### Data for the task

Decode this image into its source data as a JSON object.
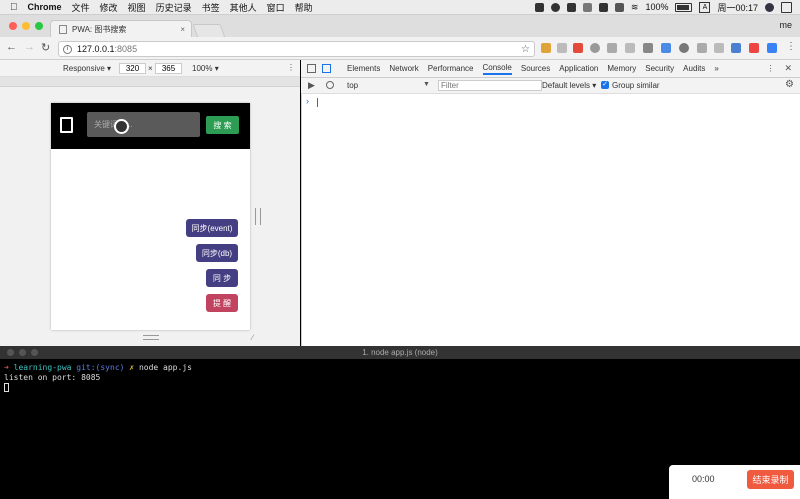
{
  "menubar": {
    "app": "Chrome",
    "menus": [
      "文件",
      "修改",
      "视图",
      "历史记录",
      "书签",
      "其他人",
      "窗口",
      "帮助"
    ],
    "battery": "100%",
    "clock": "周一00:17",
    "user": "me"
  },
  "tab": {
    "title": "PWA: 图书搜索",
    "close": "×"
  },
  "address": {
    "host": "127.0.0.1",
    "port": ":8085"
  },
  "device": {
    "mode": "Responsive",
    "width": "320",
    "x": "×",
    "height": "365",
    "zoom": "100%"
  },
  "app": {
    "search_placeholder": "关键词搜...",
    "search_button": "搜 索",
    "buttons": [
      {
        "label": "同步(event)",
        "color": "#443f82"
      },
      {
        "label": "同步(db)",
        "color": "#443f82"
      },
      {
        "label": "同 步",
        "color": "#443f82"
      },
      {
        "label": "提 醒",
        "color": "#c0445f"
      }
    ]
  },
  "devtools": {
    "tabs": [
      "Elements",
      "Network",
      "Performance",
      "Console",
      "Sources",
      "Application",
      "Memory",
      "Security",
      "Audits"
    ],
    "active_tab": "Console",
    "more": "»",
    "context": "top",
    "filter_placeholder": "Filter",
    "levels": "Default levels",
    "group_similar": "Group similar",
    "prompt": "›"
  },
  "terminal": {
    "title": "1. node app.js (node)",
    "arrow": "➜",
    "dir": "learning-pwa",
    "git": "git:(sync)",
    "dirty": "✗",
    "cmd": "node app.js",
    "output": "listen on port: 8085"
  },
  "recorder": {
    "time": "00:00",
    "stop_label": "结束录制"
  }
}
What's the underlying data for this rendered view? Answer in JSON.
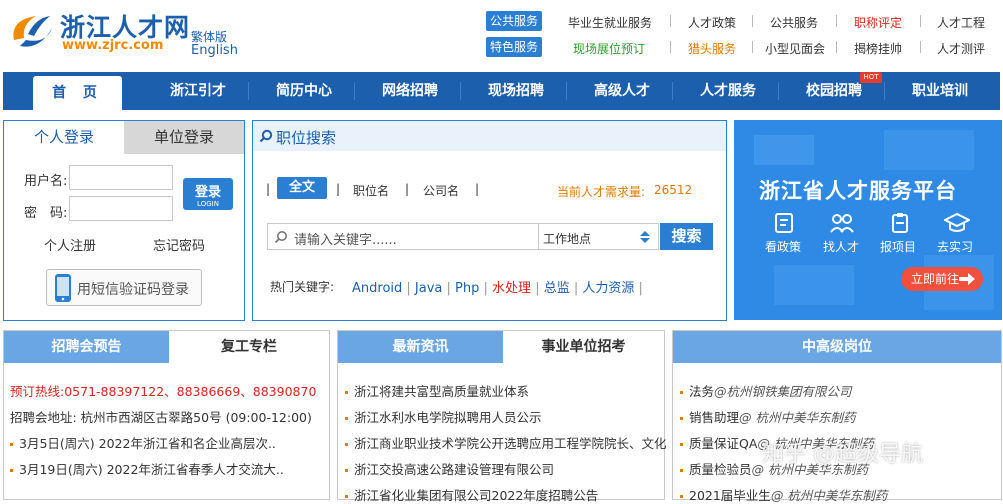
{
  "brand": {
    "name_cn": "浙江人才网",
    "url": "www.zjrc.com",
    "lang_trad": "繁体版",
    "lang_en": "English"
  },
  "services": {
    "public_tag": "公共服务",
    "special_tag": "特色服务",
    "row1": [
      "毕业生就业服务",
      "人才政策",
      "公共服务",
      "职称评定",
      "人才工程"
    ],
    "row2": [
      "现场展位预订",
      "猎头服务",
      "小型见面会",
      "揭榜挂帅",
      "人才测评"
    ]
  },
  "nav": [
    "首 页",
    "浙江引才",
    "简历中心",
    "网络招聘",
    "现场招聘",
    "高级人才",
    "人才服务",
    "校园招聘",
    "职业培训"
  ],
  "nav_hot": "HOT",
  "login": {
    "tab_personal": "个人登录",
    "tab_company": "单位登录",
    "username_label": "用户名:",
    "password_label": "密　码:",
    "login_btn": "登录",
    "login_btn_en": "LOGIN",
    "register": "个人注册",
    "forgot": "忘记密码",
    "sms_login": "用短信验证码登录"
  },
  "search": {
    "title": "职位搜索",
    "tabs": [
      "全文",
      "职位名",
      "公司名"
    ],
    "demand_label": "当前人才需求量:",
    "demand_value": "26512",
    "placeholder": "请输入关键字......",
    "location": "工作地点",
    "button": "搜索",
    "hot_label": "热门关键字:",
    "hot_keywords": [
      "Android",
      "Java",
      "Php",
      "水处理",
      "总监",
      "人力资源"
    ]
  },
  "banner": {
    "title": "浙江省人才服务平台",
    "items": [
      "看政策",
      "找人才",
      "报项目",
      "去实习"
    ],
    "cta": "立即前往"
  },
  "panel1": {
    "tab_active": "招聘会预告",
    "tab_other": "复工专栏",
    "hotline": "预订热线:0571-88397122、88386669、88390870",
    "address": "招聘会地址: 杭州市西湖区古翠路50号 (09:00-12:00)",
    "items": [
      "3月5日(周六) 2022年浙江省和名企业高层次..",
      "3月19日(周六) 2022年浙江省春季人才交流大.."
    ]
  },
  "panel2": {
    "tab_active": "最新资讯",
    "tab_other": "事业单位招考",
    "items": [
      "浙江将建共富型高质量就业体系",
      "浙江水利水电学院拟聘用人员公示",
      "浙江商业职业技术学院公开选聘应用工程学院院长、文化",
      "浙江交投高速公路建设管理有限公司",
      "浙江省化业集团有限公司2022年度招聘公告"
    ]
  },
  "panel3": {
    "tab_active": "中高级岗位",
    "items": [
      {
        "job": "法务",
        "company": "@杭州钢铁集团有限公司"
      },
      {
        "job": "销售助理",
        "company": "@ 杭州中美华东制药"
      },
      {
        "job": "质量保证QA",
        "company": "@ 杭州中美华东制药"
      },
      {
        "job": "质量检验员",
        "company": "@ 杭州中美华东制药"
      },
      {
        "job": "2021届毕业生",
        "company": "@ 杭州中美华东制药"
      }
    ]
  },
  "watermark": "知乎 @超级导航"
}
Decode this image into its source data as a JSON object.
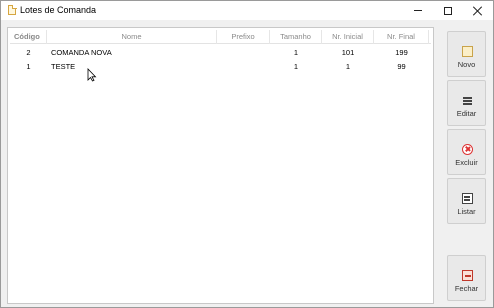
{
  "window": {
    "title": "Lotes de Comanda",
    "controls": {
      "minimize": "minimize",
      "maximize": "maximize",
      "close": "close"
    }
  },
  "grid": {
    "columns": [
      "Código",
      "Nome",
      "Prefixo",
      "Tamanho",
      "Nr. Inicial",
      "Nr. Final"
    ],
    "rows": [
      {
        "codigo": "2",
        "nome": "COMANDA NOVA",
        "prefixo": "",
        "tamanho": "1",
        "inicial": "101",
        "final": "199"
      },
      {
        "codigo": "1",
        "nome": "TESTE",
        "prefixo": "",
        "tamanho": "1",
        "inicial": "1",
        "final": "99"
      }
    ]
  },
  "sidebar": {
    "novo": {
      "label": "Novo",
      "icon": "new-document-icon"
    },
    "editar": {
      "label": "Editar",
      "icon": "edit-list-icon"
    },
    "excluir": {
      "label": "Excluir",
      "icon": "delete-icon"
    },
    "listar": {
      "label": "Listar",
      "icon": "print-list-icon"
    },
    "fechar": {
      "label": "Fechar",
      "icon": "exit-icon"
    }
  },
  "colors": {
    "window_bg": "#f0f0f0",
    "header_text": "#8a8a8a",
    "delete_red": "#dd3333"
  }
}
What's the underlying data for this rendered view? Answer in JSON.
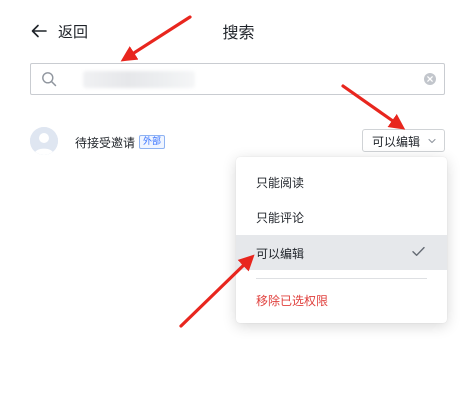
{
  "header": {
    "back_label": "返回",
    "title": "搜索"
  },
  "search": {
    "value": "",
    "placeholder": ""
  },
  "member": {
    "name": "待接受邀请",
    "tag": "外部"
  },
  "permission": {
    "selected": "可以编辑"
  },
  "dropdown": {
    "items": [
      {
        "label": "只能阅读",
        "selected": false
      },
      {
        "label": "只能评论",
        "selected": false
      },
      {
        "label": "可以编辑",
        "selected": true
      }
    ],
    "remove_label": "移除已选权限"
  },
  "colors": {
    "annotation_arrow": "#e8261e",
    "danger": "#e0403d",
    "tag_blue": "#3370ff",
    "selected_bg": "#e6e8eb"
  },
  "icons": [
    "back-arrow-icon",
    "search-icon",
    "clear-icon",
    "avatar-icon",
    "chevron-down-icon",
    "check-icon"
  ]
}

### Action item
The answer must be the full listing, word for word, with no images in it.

### Exercise response
Decode this image into its source data as a JSON object.
{
  "menubar": {
    "app": "Chrome",
    "menus": [
      "文件",
      "修改",
      "视图",
      "历史记录",
      "书签",
      "其他人",
      "窗口",
      "帮助"
    ],
    "battery": "100%",
    "clock": "周一00:17",
    "user": "me"
  },
  "tab": {
    "title": "PWA: 图书搜索",
    "close": "×"
  },
  "address": {
    "host": "127.0.0.1",
    "port": ":8085"
  },
  "device": {
    "mode": "Responsive",
    "width": "320",
    "x": "×",
    "height": "365",
    "zoom": "100%"
  },
  "app": {
    "search_placeholder": "关键词搜...",
    "search_button": "搜 索",
    "buttons": [
      {
        "label": "同步(event)",
        "color": "#443f82"
      },
      {
        "label": "同步(db)",
        "color": "#443f82"
      },
      {
        "label": "同 步",
        "color": "#443f82"
      },
      {
        "label": "提 醒",
        "color": "#c0445f"
      }
    ]
  },
  "devtools": {
    "tabs": [
      "Elements",
      "Network",
      "Performance",
      "Console",
      "Sources",
      "Application",
      "Memory",
      "Security",
      "Audits"
    ],
    "active_tab": "Console",
    "more": "»",
    "context": "top",
    "filter_placeholder": "Filter",
    "levels": "Default levels",
    "group_similar": "Group similar",
    "prompt": "›"
  },
  "terminal": {
    "title": "1. node app.js (node)",
    "arrow": "➜",
    "dir": "learning-pwa",
    "git": "git:(sync)",
    "dirty": "✗",
    "cmd": "node app.js",
    "output": "listen on port: 8085"
  },
  "recorder": {
    "time": "00:00",
    "stop_label": "结束录制"
  }
}
What's the underlying data for this rendered view? Answer in JSON.
{
  "brand": {
    "name_cn": "浙江人才网",
    "url": "www.zjrc.com",
    "lang_trad": "繁体版",
    "lang_en": "English"
  },
  "services": {
    "public_tag": "公共服务",
    "special_tag": "特色服务",
    "row1": [
      "毕业生就业服务",
      "人才政策",
      "公共服务",
      "职称评定",
      "人才工程"
    ],
    "row2": [
      "现场展位预订",
      "猎头服务",
      "小型见面会",
      "揭榜挂帅",
      "人才测评"
    ]
  },
  "nav": [
    "首 页",
    "浙江引才",
    "简历中心",
    "网络招聘",
    "现场招聘",
    "高级人才",
    "人才服务",
    "校园招聘",
    "职业培训"
  ],
  "nav_hot": "HOT",
  "login": {
    "tab_personal": "个人登录",
    "tab_company": "单位登录",
    "username_label": "用户名:",
    "password_label": "密　码:",
    "login_btn": "登录",
    "login_btn_en": "LOGIN",
    "register": "个人注册",
    "forgot": "忘记密码",
    "sms_login": "用短信验证码登录"
  },
  "search": {
    "title": "职位搜索",
    "tabs": [
      "全文",
      "职位名",
      "公司名"
    ],
    "demand_label": "当前人才需求量:",
    "demand_value": "26512",
    "placeholder": "请输入关键字......",
    "location": "工作地点",
    "button": "搜索",
    "hot_label": "热门关键字:",
    "hot_keywords": [
      "Android",
      "Java",
      "Php",
      "水处理",
      "总监",
      "人力资源"
    ]
  },
  "banner": {
    "title": "浙江省人才服务平台",
    "items": [
      "看政策",
      "找人才",
      "报项目",
      "去实习"
    ],
    "cta": "立即前往"
  },
  "panel1": {
    "tab_active": "招聘会预告",
    "tab_other": "复工专栏",
    "hotline": "预订热线:0571-88397122、88386669、88390870",
    "address": "招聘会地址: 杭州市西湖区古翠路50号 (09:00-12:00)",
    "items": [
      "3月5日(周六) 2022年浙江省和名企业高层次..",
      "3月19日(周六) 2022年浙江省春季人才交流大.."
    ]
  },
  "panel2": {
    "tab_active": "最新资讯",
    "tab_other": "事业单位招考",
    "items": [
      "浙江将建共富型高质量就业体系",
      "浙江水利水电学院拟聘用人员公示",
      "浙江商业职业技术学院公开选聘应用工程学院院长、文化",
      "浙江交投高速公路建设管理有限公司",
      "浙江省化业集团有限公司2022年度招聘公告"
    ]
  },
  "panel3": {
    "tab_active": "中高级岗位",
    "items": [
      {
        "job": "法务",
        "company": "@杭州钢铁集团有限公司"
      },
      {
        "job": "销售助理",
        "company": "@ 杭州中美华东制药"
      },
      {
        "job": "质量保证QA",
        "company": "@ 杭州中美华东制药"
      },
      {
        "job": "质量检验员",
        "company": "@ 杭州中美华东制药"
      },
      {
        "job": "2021届毕业生",
        "company": "@ 杭州中美华东制药"
      }
    ]
  },
  "watermark": "知乎 @超级导航"
}
Decode this image into its source data as a JSON object.
{
  "window": {
    "title": "Lotes de Comanda",
    "controls": {
      "minimize": "minimize",
      "maximize": "maximize",
      "close": "close"
    }
  },
  "grid": {
    "columns": [
      "Código",
      "Nome",
      "Prefixo",
      "Tamanho",
      "Nr. Inicial",
      "Nr. Final"
    ],
    "rows": [
      {
        "codigo": "2",
        "nome": "COMANDA NOVA",
        "prefixo": "",
        "tamanho": "1",
        "inicial": "101",
        "final": "199"
      },
      {
        "codigo": "1",
        "nome": "TESTE",
        "prefixo": "",
        "tamanho": "1",
        "inicial": "1",
        "final": "99"
      }
    ]
  },
  "sidebar": {
    "novo": {
      "label": "Novo",
      "icon": "new-document-icon"
    },
    "editar": {
      "label": "Editar",
      "icon": "edit-list-icon"
    },
    "excluir": {
      "label": "Excluir",
      "icon": "delete-icon"
    },
    "listar": {
      "label": "Listar",
      "icon": "print-list-icon"
    },
    "fechar": {
      "label": "Fechar",
      "icon": "exit-icon"
    }
  },
  "colors": {
    "window_bg": "#f0f0f0",
    "header_text": "#8a8a8a",
    "delete_red": "#dd3333"
  }
}
What's the underlying data for this rendered view? Answer in JSON.
{
  "header": {
    "back_label": "返回",
    "title": "搜索"
  },
  "search": {
    "value": "",
    "placeholder": ""
  },
  "member": {
    "name": "待接受邀请",
    "tag": "外部"
  },
  "permission": {
    "selected": "可以编辑"
  },
  "dropdown": {
    "items": [
      {
        "label": "只能阅读",
        "selected": false
      },
      {
        "label": "只能评论",
        "selected": false
      },
      {
        "label": "可以编辑",
        "selected": true
      }
    ],
    "remove_label": "移除已选权限"
  },
  "colors": {
    "annotation_arrow": "#e8261e",
    "danger": "#e0403d",
    "tag_blue": "#3370ff",
    "selected_bg": "#e6e8eb"
  },
  "icons": [
    "back-arrow-icon",
    "search-icon",
    "clear-icon",
    "avatar-icon",
    "chevron-down-icon",
    "check-icon"
  ]
}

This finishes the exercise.